‘We’ve got a lot of concerts starting from January, and then we pick up significantly from March and April.
‘You’ve got to take a chance and hope that whatever we’re going through now, there’s a line of consistency which we’re allowed to operate within.’
Andy is optimistic about reintroducing classical concerts from the Bournemouth Symphony Orchestra in the new year.
But for now, smaller is easier, as far as the logistics are concerned.
‘The easiest performances for us are either soloists or stand-up comedy where there is no relative controversy about how they perform and do their work – they have the literal benefit of being the only person on stage.
‘I remember Sarah Millican turning up with two people who who were touring with her and the guest comedian, soundchecking at six and onstage at eight.
‘Russell Brand would normally turn up at the venue five minutes before he’s due actually onstage.

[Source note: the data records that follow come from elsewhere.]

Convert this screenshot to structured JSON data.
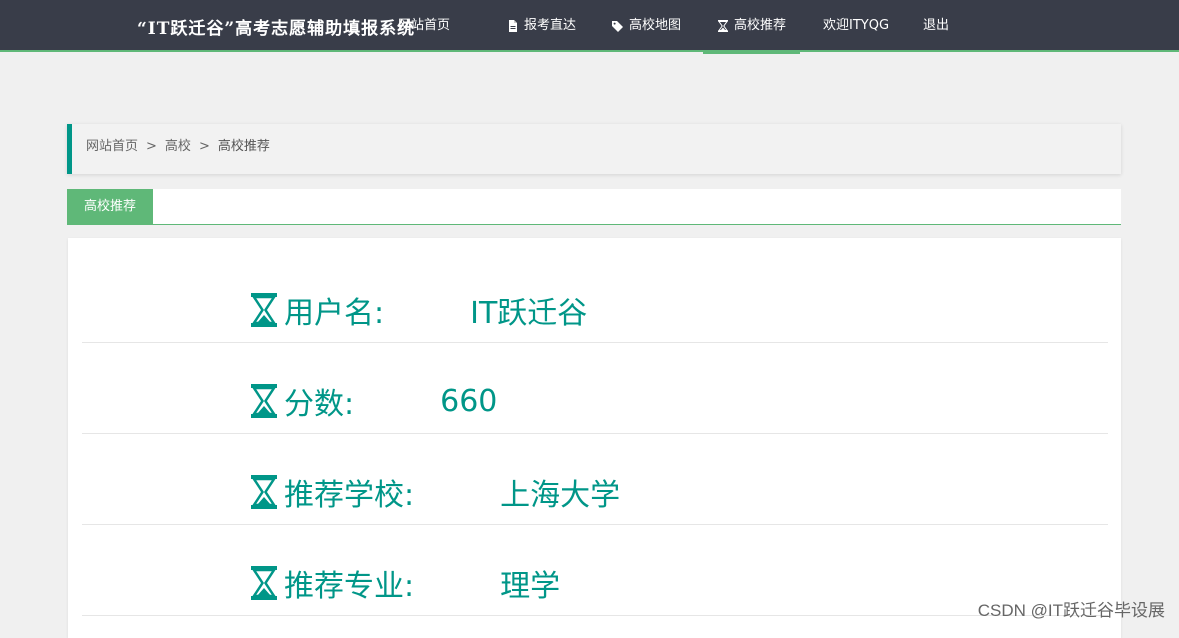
{
  "header": {
    "brand": "“IT跃迁谷”高考志愿辅助填报系统",
    "nav": [
      {
        "label": "网站首页",
        "icon": "home-icon"
      },
      {
        "label": "报考直达",
        "icon": "file-icon"
      },
      {
        "label": "高校地图",
        "icon": "tags-icon"
      },
      {
        "label": "高校推荐",
        "icon": "hourglass-icon",
        "active": true
      },
      {
        "label": "欢迎ITYQG"
      },
      {
        "label": "退出"
      }
    ]
  },
  "breadcrumb": [
    "网站首页",
    "高校",
    "高校推荐"
  ],
  "breadcrumb_sep": ">",
  "tab": {
    "label": "高校推荐"
  },
  "info": [
    {
      "label": "用户名:",
      "value": "IT跃迁谷"
    },
    {
      "label": "分数:",
      "value": "660"
    },
    {
      "label": "推荐学校:",
      "value": "上海大学"
    },
    {
      "label": "推荐专业:",
      "value": "理学"
    }
  ],
  "watermark": "CSDN @IT跃迁谷毕设展",
  "colors": {
    "nav_bg": "#393d49",
    "accent": "#5fb878",
    "teal": "#009688"
  }
}
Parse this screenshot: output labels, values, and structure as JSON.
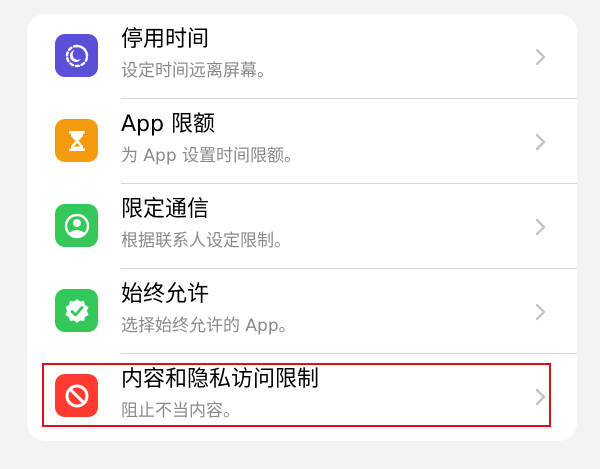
{
  "settings_list": {
    "items": [
      {
        "id": "downtime",
        "title": "停用时间",
        "subtitle": "设定时间远离屏幕。",
        "icon": "moon-clock-icon",
        "icon_color": "#5b4fd6"
      },
      {
        "id": "app-limits",
        "title": "App 限额",
        "subtitle": "为 App 设置时间限额。",
        "icon": "hourglass-icon",
        "icon_color": "#f59a0c"
      },
      {
        "id": "communication-limits",
        "title": "限定通信",
        "subtitle": "根据联系人设定限制。",
        "icon": "person-circle-icon",
        "icon_color": "#34c759"
      },
      {
        "id": "always-allowed",
        "title": "始终允许",
        "subtitle": "选择始终允许的 App。",
        "icon": "checkmark-seal-icon",
        "icon_color": "#34c759"
      },
      {
        "id": "content-privacy",
        "title": "内容和隐私访问限制",
        "subtitle": "阻止不当内容。",
        "icon": "no-entry-icon",
        "icon_color": "#ff3b30"
      }
    ]
  },
  "highlight_color": "#d8121a"
}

We’d all be there nervously waiting at the stage doors to see if he’d turn up – he came running through, jumped onstage, did his act and off he went again.
‘That’s very different to some of these big bands on tour when they’re in at eight in the morning, and soundchecking from two in the afternoon.’
He’s also looking forward to the return of schools dancing competition. Dance Live! next March.
‘We’ve already had a lot of local schools commit to that next year. The application process is currently open until October 12 , and the response has been very positive indeed.
‘One of the key elements of Dance Live, away from the competition is the coming together of young people to be creative.
‘Being truly creative is something which has positive repercussions for mental health and teachers recognise that.
‘The sheer opportunity, not just for the performers onstage, but also offstage, like content creation for the LED screen, like sound and lighting – it goes beyond the usual cohort of the performers.
It’s a really important piece of work that we do – it goes way beyond just being a competition.’
With flagship events like Dance Live! and Comic Con set to return in May respectively, as well as a talk by Sir Ranulph Fiennes and comedy from the LOL Comedy Club TV All Stars and Jimmy Carr in December, plus concerts from Elvis, Johnny Cash and Michael Jackson tribute shows, plus The Boys are Back! package, UB40 and many more, the Guildhall will definitely be back with a bang.
Go to portsmouthguildhall.org.uk.